Copy every line below precisely as it appears.

(Dataset records)
----
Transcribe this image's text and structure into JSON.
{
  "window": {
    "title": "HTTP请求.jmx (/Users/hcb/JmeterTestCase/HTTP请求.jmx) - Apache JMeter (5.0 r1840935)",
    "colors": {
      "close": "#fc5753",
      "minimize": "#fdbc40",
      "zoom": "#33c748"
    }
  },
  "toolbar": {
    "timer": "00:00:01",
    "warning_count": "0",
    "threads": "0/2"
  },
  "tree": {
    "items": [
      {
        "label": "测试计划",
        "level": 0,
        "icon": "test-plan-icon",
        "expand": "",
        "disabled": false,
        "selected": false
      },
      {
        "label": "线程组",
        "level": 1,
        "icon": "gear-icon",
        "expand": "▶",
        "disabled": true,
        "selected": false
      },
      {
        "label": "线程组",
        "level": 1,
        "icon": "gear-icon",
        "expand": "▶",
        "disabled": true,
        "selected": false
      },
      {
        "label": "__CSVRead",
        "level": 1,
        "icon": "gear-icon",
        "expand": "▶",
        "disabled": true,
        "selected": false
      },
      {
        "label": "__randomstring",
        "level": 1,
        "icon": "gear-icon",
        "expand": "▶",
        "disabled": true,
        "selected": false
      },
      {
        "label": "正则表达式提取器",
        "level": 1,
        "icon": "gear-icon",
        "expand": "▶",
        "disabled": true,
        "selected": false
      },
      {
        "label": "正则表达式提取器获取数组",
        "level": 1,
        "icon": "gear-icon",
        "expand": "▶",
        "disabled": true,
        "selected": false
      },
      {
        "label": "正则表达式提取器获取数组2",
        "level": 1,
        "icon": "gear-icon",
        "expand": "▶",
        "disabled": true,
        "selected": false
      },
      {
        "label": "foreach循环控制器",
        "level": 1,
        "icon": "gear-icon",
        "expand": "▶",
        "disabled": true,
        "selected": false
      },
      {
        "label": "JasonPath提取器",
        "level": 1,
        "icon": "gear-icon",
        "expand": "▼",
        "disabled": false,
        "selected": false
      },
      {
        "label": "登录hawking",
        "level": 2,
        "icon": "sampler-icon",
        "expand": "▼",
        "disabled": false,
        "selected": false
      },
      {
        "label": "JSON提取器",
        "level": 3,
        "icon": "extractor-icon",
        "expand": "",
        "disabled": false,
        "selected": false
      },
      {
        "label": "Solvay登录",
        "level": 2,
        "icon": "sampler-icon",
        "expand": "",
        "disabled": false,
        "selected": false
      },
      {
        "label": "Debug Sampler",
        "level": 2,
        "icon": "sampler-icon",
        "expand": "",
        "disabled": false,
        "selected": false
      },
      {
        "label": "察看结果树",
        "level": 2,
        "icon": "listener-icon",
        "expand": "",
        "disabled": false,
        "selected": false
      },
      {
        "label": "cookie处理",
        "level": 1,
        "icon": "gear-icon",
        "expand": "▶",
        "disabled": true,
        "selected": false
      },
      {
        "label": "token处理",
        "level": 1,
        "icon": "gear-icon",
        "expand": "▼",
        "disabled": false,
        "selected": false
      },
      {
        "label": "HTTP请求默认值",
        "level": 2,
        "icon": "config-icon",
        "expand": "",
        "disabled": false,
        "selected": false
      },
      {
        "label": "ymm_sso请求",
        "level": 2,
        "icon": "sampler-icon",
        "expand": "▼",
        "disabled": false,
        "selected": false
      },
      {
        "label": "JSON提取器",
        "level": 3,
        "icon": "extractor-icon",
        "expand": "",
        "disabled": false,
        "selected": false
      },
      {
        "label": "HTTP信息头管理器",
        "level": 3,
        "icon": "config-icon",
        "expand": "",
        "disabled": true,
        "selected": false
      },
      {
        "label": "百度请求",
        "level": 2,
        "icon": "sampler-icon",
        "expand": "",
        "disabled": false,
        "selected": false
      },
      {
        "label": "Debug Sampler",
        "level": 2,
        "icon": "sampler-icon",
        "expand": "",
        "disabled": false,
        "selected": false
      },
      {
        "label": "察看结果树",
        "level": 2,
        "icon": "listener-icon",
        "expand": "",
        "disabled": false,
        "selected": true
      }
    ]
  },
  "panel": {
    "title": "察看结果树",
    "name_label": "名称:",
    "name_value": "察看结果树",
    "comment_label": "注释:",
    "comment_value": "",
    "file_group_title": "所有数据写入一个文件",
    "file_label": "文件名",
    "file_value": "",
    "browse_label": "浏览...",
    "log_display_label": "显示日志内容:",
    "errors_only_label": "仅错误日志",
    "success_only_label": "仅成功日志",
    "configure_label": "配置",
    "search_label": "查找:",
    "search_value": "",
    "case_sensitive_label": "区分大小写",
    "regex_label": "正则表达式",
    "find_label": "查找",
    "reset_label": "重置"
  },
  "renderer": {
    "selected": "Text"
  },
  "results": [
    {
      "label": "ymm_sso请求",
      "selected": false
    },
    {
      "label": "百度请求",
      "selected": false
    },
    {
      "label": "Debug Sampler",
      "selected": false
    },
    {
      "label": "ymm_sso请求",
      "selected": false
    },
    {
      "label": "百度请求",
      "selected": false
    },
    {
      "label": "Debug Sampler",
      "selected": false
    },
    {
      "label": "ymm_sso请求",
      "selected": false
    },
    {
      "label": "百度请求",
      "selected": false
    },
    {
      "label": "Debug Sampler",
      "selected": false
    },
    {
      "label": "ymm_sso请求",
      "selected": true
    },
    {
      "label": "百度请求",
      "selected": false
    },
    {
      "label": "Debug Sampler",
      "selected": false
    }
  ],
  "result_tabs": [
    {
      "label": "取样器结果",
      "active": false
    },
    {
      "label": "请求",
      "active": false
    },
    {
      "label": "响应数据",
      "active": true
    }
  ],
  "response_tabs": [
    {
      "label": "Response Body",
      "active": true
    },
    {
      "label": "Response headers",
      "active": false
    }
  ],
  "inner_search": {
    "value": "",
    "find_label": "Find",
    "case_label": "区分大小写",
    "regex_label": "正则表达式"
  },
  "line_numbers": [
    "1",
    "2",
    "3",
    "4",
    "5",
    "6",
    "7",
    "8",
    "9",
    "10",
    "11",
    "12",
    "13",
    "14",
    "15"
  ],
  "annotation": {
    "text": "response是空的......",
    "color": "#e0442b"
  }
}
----
Task result –
Transcribe this image's text and structure into JSON.
{
  "window": {
    "title": "HTTP请求.jmx (/Users/hcb/JmeterTestCase/HTTP请求.jmx) - Apache JMeter (5.0 r1840935)",
    "colors": {
      "close": "#fc5753",
      "minimize": "#fdbc40",
      "zoom": "#33c748"
    }
  },
  "toolbar": {
    "timer": "00:00:01",
    "warning_count": "0",
    "threads": "0/2"
  },
  "tree": {
    "items": [
      {
        "label": "测试计划",
        "level": 0,
        "icon": "test-plan-icon",
        "expand": "",
        "disabled": false,
        "selected": false
      },
      {
        "label": "线程组",
        "level": 1,
        "icon": "gear-icon",
        "expand": "▶",
        "disabled": true,
        "selected": false
      },
      {
        "label": "线程组",
        "level": 1,
        "icon": "gear-icon",
        "expand": "▶",
        "disabled": true,
        "selected": false
      },
      {
        "label": "__CSVRead",
        "level": 1,
        "icon": "gear-icon",
        "expand": "▶",
        "disabled": true,
        "selected": false
      },
      {
        "label": "__randomstring",
        "level": 1,
        "icon": "gear-icon",
        "expand": "▶",
        "disabled": true,
        "selected": false
      },
      {
        "label": "正则表达式提取器",
        "level": 1,
        "icon": "gear-icon",
        "expand": "▶",
        "disabled": true,
        "selected": false
      },
      {
        "label": "正则表达式提取器获取数组",
        "level": 1,
        "icon": "gear-icon",
        "expand": "▶",
        "disabled": true,
        "selected": false
      },
      {
        "label": "正则表达式提取器获取数组2",
        "level": 1,
        "icon": "gear-icon",
        "expand": "▶",
        "disabled": true,
        "selected": false
      },
      {
        "label": "foreach循环控制器",
        "level": 1,
        "icon": "gear-icon",
        "expand": "▶",
        "disabled": true,
        "selected": false
      },
      {
        "label": "JasonPath提取器",
        "level": 1,
        "icon": "gear-icon",
        "expand": "▼",
        "disabled": false,
        "selected": false
      },
      {
        "label": "登录hawking",
        "level": 2,
        "icon": "sampler-icon",
        "expand": "▼",
        "disabled": false,
        "selected": false
      },
      {
        "label": "JSON提取器",
        "level": 3,
        "icon": "extractor-icon",
        "expand": "",
        "disabled": false,
        "selected": false
      },
      {
        "label": "Solvay登录",
        "level": 2,
        "icon": "sampler-icon",
        "expand": "",
        "disabled": false,
        "selected": false
      },
      {
        "label": "Debug Sampler",
        "level": 2,
        "icon": "sampler-icon",
        "expand": "",
        "disabled": false,
        "selected": false
      },
      {
        "label": "察看结果树",
        "level": 2,
        "icon": "listener-icon",
        "expand": "",
        "disabled": false,
        "selected": false
      },
      {
        "label": "cookie处理",
        "level": 1,
        "icon": "gear-icon",
        "expand": "▶",
        "disabled": true,
        "selected": false
      },
      {
        "label": "token处理",
        "level": 1,
        "icon": "gear-icon",
        "expand": "▼",
        "disabled": false,
        "selected": false
      },
      {
        "label": "HTTP请求默认值",
        "level": 2,
        "icon": "config-icon",
        "expand": "",
        "disabled": false,
        "selected": false
      },
      {
        "label": "ymm_sso请求",
        "level": 2,
        "icon": "sampler-icon",
        "expand": "▼",
        "disabled": false,
        "selected": false
      },
      {
        "label": "JSON提取器",
        "level": 3,
        "icon": "extractor-icon",
        "expand": "",
        "disabled": false,
        "selected": false
      },
      {
        "label": "HTTP信息头管理器",
        "level": 3,
        "icon": "config-icon",
        "expand": "",
        "disabled": true,
        "selected": false
      },
      {
        "label": "百度请求",
        "level": 2,
        "icon": "sampler-icon",
        "expand": "",
        "disabled": false,
        "selected": false
      },
      {
        "label": "Debug Sampler",
        "level": 2,
        "icon": "sampler-icon",
        "expand": "",
        "disabled": false,
        "selected": false
      },
      {
        "label": "察看结果树",
        "level": 2,
        "icon": "listener-icon",
        "expand": "",
        "disabled": false,
        "selected": true
      }
    ]
  },
  "panel": {
    "title": "察看结果树",
    "name_label": "名称:",
    "name_value": "察看结果树",
    "comment_label": "注释:",
    "comment_value": "",
    "file_group_title": "所有数据写入一个文件",
    "file_label": "文件名",
    "file_value": "",
    "browse_label": "浏览...",
    "log_display_label": "显示日志内容:",
    "errors_only_label": "仅错误日志",
    "success_only_label": "仅成功日志",
    "configure_label": "配置",
    "search_label": "查找:",
    "search_value": "",
    "case_sensitive_label": "区分大小写",
    "regex_label": "正则表达式",
    "find_label": "查找",
    "reset_label": "重置"
  },
  "renderer": {
    "selected": "Text"
  },
  "results": [
    {
      "label": "ymm_sso请求",
      "selected": false
    },
    {
      "label": "百度请求",
      "selected": false
    },
    {
      "label": "Debug Sampler",
      "selected": false
    },
    {
      "label": "ymm_sso请求",
      "selected": false
    },
    {
      "label": "百度请求",
      "selected": false
    },
    {
      "label": "Debug Sampler",
      "selected": false
    },
    {
      "label": "ymm_sso请求",
      "selected": false
    },
    {
      "label": "百度请求",
      "selected": false
    },
    {
      "label": "Debug Sampler",
      "selected": false
    },
    {
      "label": "ymm_sso请求",
      "selected": true
    },
    {
      "label": "百度请求",
      "selected": false
    },
    {
      "label": "Debug Sampler",
      "selected": false
    }
  ],
  "result_tabs": [
    {
      "label": "取样器结果",
      "active": false
    },
    {
      "label": "请求",
      "active": false
    },
    {
      "label": "响应数据",
      "active": true
    }
  ],
  "response_tabs": [
    {
      "label": "Response Body",
      "active": true
    },
    {
      "label": "Response headers",
      "active": false
    }
  ],
  "inner_search": {
    "value": "",
    "find_label": "Find",
    "case_label": "区分大小写",
    "regex_label": "正则表达式"
  },
  "line_numbers": [
    "1",
    "2",
    "3",
    "4",
    "5",
    "6",
    "7",
    "8",
    "9",
    "10",
    "11",
    "12",
    "13",
    "14",
    "15"
  ],
  "annotation": {
    "text": "response是空的......",
    "color": "#e0442b"
  }
}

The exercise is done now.